Mothers’ Union Devotion Sunday 4th October, Seventeenth Sunday after Trinity
This Sunday many of our churches are celebrating their Harvest Festivals, albeit in a rather different way than usual. It will seem odd not to be singing such favourites as We Plough the Fields and Scatter and Come, Ye Thankful People Come. Sad as this may seem, the theme of harvest in itself calls us to a different brighter outlook. Harvest is essentially a time to reflect on all that we are thankful for.
We may be missing the uplifting joy of communal singing but on the other hand many of us are now able to attend church services. We may all be restricted to our local council areas, but we are relatively free to move about these areas to shop and exercise. We may be missing family and friends, but we have a whole range of technologies, both ancient such as pen and paper and modern such as Zoom, to keep in touch. And although there seems to be a run on toilet rolls again, we are not being faced with potential food shortages like we were in March.
Some things that have happened to us or our loved ones are not so easy to find the thankful side of. It is hard to feel thankful when you are worried about money or job losses but luckily unlike many countries, we do have a certain base level of social and financial support. Even in our darkest moments of grief, we can rejoice in the lives that we have shared with loved ones.
Yes, Harvest is a time to be thankful but specifically it is a time to be thankful to God for the bountifulness of the earth. To be thankful for grain to make our daily bread. For fruit and vegetables which keep us healthy. For the seasonal sun and rain, which allow our plants to grow and ripen. For the beauty of creation which lifts our hearts. For the joy of our families both living and departed. Most importantly for the love and support that we receive from our relationship with Jesus.
Harvest also reminds us of the cycle of life, that there are good times of plenty, when the ripened grain is gathered in, followed by times of decay and inclement weather. God’s love for us ensures that spring always follows winter. The timing of our seasons is not always predictable and some years the harvest is poor. A time of plenty, however, comes again eventually and we can rejoice again. So, we can trust in the power of our loving Lord that eventually local lockdown will end, the stranglehold the virus has on our lives will end and that we will eventually be able to sing together our thankful songs of harvest praise.
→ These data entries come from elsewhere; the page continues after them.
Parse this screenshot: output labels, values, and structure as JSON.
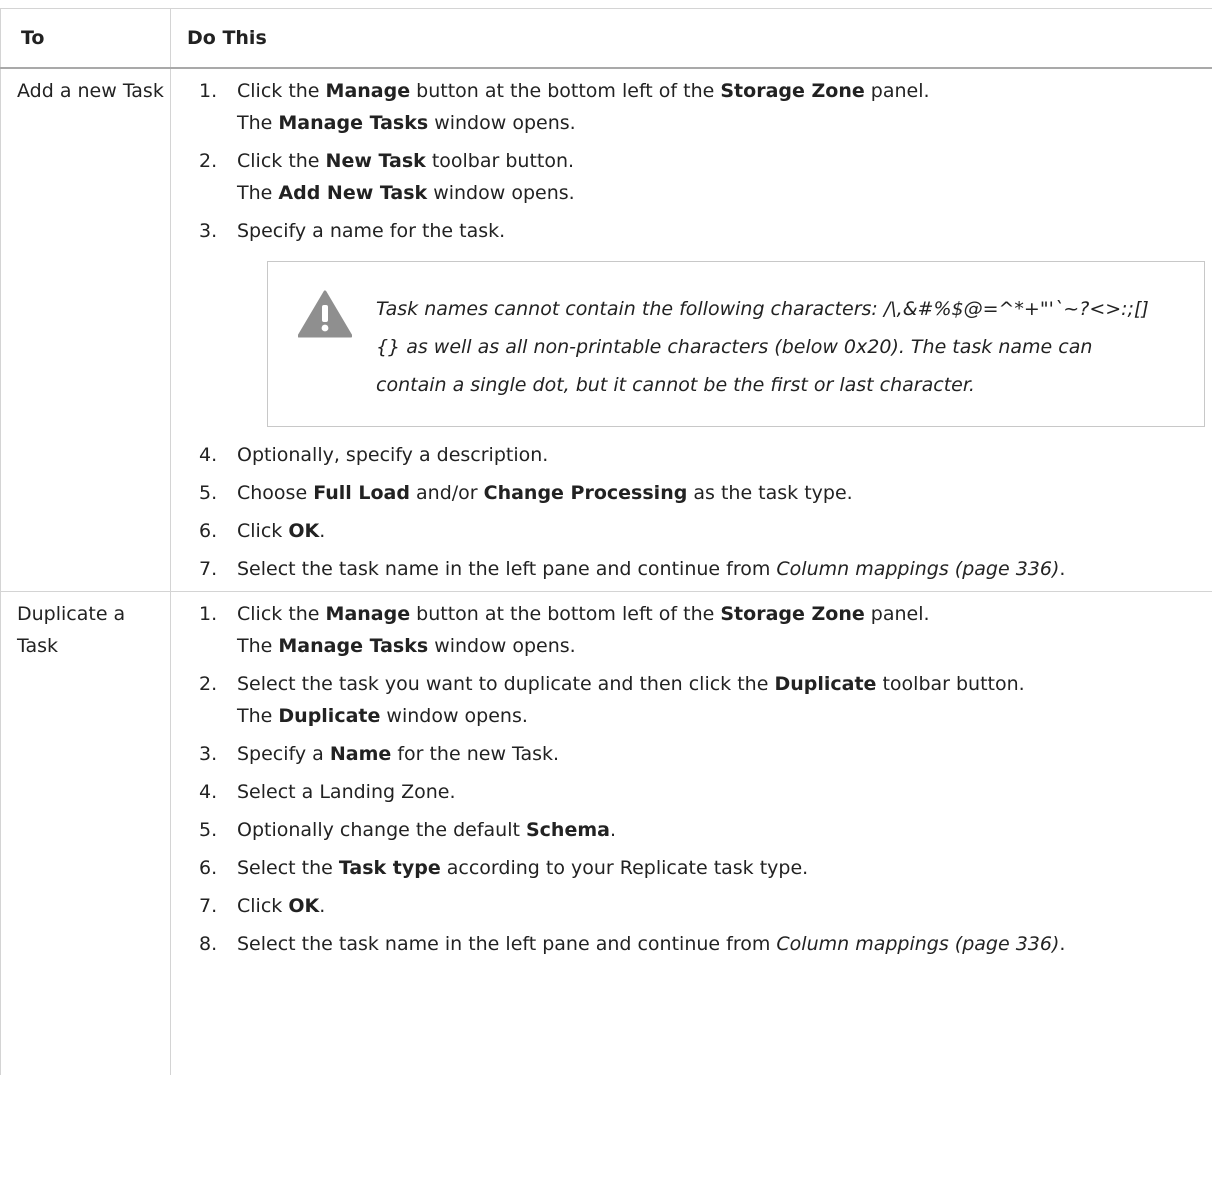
{
  "header": {
    "col1": "To",
    "col2": "Do This"
  },
  "rows": [
    {
      "label": "Add a new Task",
      "steps": [
        {
          "n": "1.",
          "segments": [
            {
              "t": "Click the "
            },
            {
              "b": "Manage"
            },
            {
              "t": " button at the bottom left of the "
            },
            {
              "b": "Storage Zone"
            },
            {
              "t": " panel."
            },
            {
              "br": true
            },
            {
              "t": "The "
            },
            {
              "b": "Manage Tasks"
            },
            {
              "t": " window opens."
            }
          ]
        },
        {
          "n": "2.",
          "segments": [
            {
              "t": "Click the "
            },
            {
              "b": "New Task"
            },
            {
              "t": " toolbar button."
            },
            {
              "br": true
            },
            {
              "t": "The "
            },
            {
              "b": "Add New Task"
            },
            {
              "t": " window opens."
            }
          ]
        },
        {
          "n": "3.",
          "segments": [
            {
              "t": "Specify a name for the task."
            }
          ]
        },
        {
          "note": "Task names cannot contain the following characters: /\\,&#%$@=^*+\"'`~?<>:;[]{} as well as all non-printable characters (below 0x20). The task name can contain a single dot, but it cannot be the first or last character."
        },
        {
          "n": "4.",
          "segments": [
            {
              "t": "Optionally, specify a description."
            }
          ]
        },
        {
          "n": "5.",
          "segments": [
            {
              "t": "Choose "
            },
            {
              "b": "Full Load"
            },
            {
              "t": " and/or "
            },
            {
              "b": "Change Processing"
            },
            {
              "t": " as the task type."
            }
          ]
        },
        {
          "n": "6.",
          "segments": [
            {
              "t": "Click "
            },
            {
              "b": "OK"
            },
            {
              "t": "."
            }
          ]
        },
        {
          "n": "7.",
          "segments": [
            {
              "t": "Select the task name in the left pane and continue from "
            },
            {
              "i": "Column mappings (page 336)"
            },
            {
              "t": "."
            }
          ]
        }
      ]
    },
    {
      "label": "Duplicate a Task",
      "steps": [
        {
          "n": "1.",
          "segments": [
            {
              "t": "Click the "
            },
            {
              "b": "Manage"
            },
            {
              "t": " button at the bottom left of the "
            },
            {
              "b": "Storage Zone"
            },
            {
              "t": " panel."
            },
            {
              "br": true
            },
            {
              "t": "The "
            },
            {
              "b": "Manage Tasks"
            },
            {
              "t": " window opens."
            }
          ]
        },
        {
          "n": "2.",
          "segments": [
            {
              "t": "Select the task you want to duplicate and then click the "
            },
            {
              "b": "Duplicate"
            },
            {
              "t": " toolbar button."
            },
            {
              "br": true
            },
            {
              "t": "The "
            },
            {
              "b": "Duplicate"
            },
            {
              "t": " window opens."
            }
          ]
        },
        {
          "n": "3.",
          "segments": [
            {
              "t": "Specify a "
            },
            {
              "b": "Name"
            },
            {
              "t": " for the new Task."
            }
          ]
        },
        {
          "n": "4.",
          "segments": [
            {
              "t": "Select a Landing Zone."
            }
          ]
        },
        {
          "n": "5.",
          "segments": [
            {
              "t": "Optionally change the default "
            },
            {
              "b": "Schema"
            },
            {
              "t": "."
            }
          ]
        },
        {
          "n": "6.",
          "segments": [
            {
              "t": "Select the "
            },
            {
              "b": "Task type"
            },
            {
              "t": " according to your Replicate task type."
            }
          ]
        },
        {
          "n": "7.",
          "segments": [
            {
              "t": "Click "
            },
            {
              "b": "OK"
            },
            {
              "t": "."
            }
          ]
        },
        {
          "n": "8.",
          "segments": [
            {
              "t": "Select the task name in the left pane and continue from "
            },
            {
              "i": "Column mappings (page 336)"
            },
            {
              "t": "."
            }
          ]
        }
      ]
    }
  ]
}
All good gifts around us
are sent from heaven above;
then thank the Lord, O thank the Lord,
for all his love.
All my love and prayers at this Harvest,